General HARTSUFF:

About 100 rebels went into Harrodsburg this morning, and left at 10 a.m., on Bloomfield road, toward Bardstown. Some 14 went to Salvisa and in that direction, to see their friends, and then went on the Bloomfield road. No force has gone toward the Kentucky River. From all I can learn, they are moving toward Bardstown west from here. They are probably some 8 miles ahead of me. The horses of the Eighth and Ninth are badly used up. Was the order for Colonel David to return sent before I left?

W. P. SANDERS,

Colonel, Commanding.

LEBANON, July 6, 1863.

General BOYLE:
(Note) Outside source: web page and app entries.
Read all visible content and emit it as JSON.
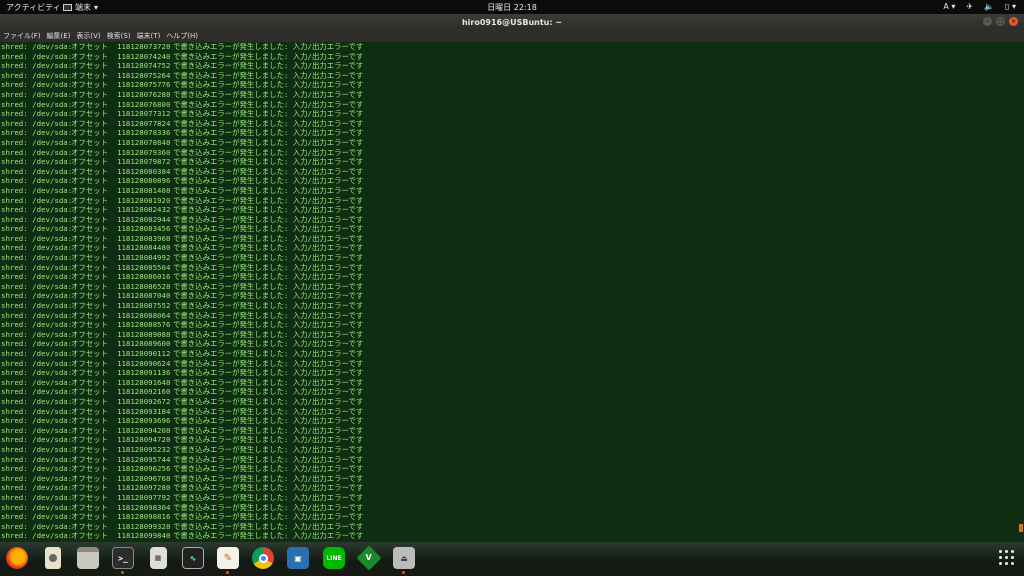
{
  "topbar": {
    "activities": "アクティビティ",
    "app_menu": "端末",
    "clock": "日曜日 22:18",
    "input_method": "A"
  },
  "window": {
    "title": "hiro0916@USBuntu: ~"
  },
  "menu": [
    "ファイル(F)",
    "編集(E)",
    "表示(V)",
    "検索(S)",
    "端末(T)",
    "ヘルプ(H)"
  ],
  "terminal": {
    "prefix": "shred: /dev/sda:",
    "offset_label": "オフセット",
    "message": "で書き込みエラーが発生しました: 入力/出力エラーです",
    "offsets": [
      "118128073728",
      "118128074240",
      "118128074752",
      "118128075264",
      "118128075776",
      "118128076288",
      "118128076800",
      "118128077312",
      "118128077824",
      "118128078336",
      "118128078848",
      "118128079360",
      "118128079872",
      "118128080384",
      "118128080896",
      "118128081408",
      "118128081920",
      "118128082432",
      "118128082944",
      "118128083456",
      "118128083968",
      "118128084480",
      "118128084992",
      "118128085504",
      "118128086016",
      "118128086528",
      "118128087040",
      "118128087552",
      "118128088064",
      "118128088576",
      "118128089088",
      "118128089600",
      "118128090112",
      "118128090624",
      "118128091136",
      "118128091648",
      "118128092160",
      "118128092672",
      "118128093184",
      "118128093696",
      "118128094208",
      "118128094720",
      "118128095232",
      "118128095744",
      "118128096256",
      "118128096768",
      "118128097280",
      "118128097792",
      "118128098304",
      "118128098816",
      "118128099328",
      "118128099840"
    ]
  },
  "dock": {
    "apps": [
      "firefox",
      "disks",
      "files",
      "terminal",
      "calculator",
      "system-monitor",
      "text-editor",
      "chrome",
      "remmina",
      "line",
      "vim",
      "usb-creator"
    ],
    "running": [
      "terminal",
      "text-editor",
      "usb-creator"
    ]
  }
}
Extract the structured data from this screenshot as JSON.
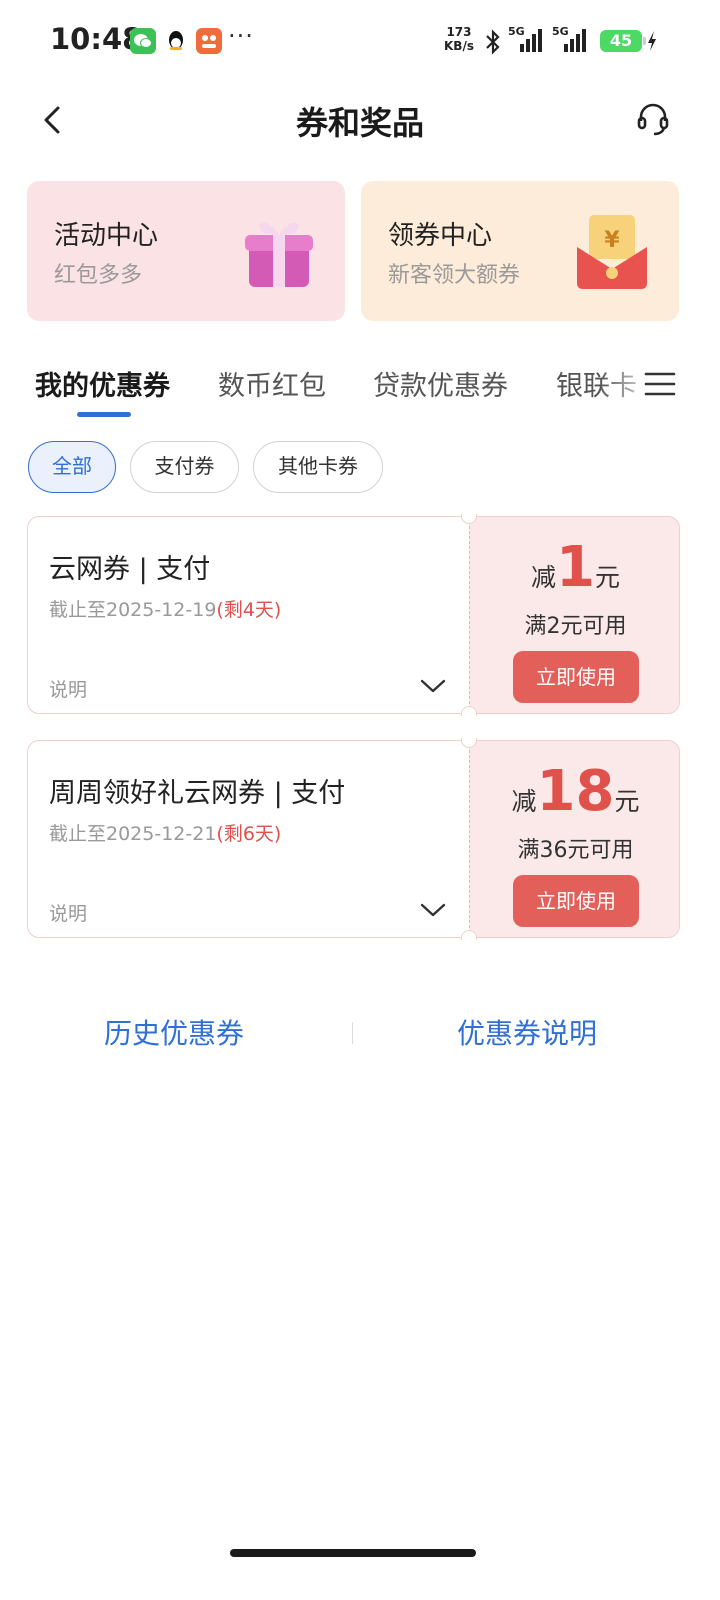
{
  "status_bar": {
    "time": "10:48",
    "net_speed_value": "173",
    "net_speed_unit": "KB/s",
    "signal_1_label": "5G",
    "signal_2_label": "5G",
    "battery": "45",
    "more": "···"
  },
  "header": {
    "title": "券和奖品"
  },
  "entries": {
    "activity": {
      "title": "活动中心",
      "subtitle": "红包多多"
    },
    "coupon_center": {
      "title": "领券中心",
      "subtitle": "新客领大额券"
    }
  },
  "tabs": [
    "我的优惠券",
    "数币红包",
    "贷款优惠券",
    "银联卡"
  ],
  "filters": [
    "全部",
    "支付券",
    "其他卡券"
  ],
  "coupons": [
    {
      "title": "云网券 | 支付",
      "expiry": "截止至2025-12-19",
      "remaining": "(剩4天)",
      "desc_label": "说明",
      "prefix": "减",
      "amount": "1",
      "unit": "元",
      "condition": "满2元可用",
      "button": "立即使用"
    },
    {
      "title": "周周领好礼云网券 | 支付",
      "expiry": "截止至2025-12-21",
      "remaining": "(剩6天)",
      "desc_label": "说明",
      "prefix": "减",
      "amount": "18",
      "unit": "元",
      "condition": "满36元可用",
      "button": "立即使用"
    }
  ],
  "footer": {
    "history": "历史优惠券",
    "rules": "优惠券说明"
  },
  "colors": {
    "accent_blue": "#2f6fd6",
    "coupon_red": "#e0514c",
    "button_red": "#e3605a"
  }
}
General Hobson's forces have gone in pursuit of Morgan. Our forces have just left here. It is rumored that Morgan was attacked near Bardstown this morning. We captured 40 of his men.

B. J. SPAULDING.

COLUMBUS, OHIO, July 6, 1863. [Received 12 m.]

Major-General BURNSIDE:

With deep mortification I have to announce to you that but 1,000 have as yet responded to the call for six months' men. This throws us for immediate force, should it become necessary, upon the recently organized militia or upon troops to be raised by declaration of martial law. The progress of the draft is so slow that I am discouraged about getting any aid from that source. Please give me your opinion as to the necessity of an immediate force, and the means of raising it. Should a resort to martial law be deemed advisable, of course the order must come from you. I would, however, be glad to have a consultation with you before it is issued.

DAVID TOD,

Governor.

CAMP NELSON, July 7, 1863.

General BURNSIDE:

Received an almost unintelligible dispatch from Judah, dated ferry on Green River, 12 o'clock yesterday, and sent by courier to Glasgow. He says he feels dreadfully at his luck. The river rose 3 feet while he was crossing; he would be unable to get across before night, but would try to make up for lost time. Operator at Glasgow says dispatch was so badly written he could not make it out. Have heard no news from the front to-day. Have sent for Carter, who will be here to-night. Feel a little better than I did this morning. Please send any news of to-day from any direction. Will inspect here to-morrow, if able, and send you result.

GEO. L. HARTSUFF,

Major-General.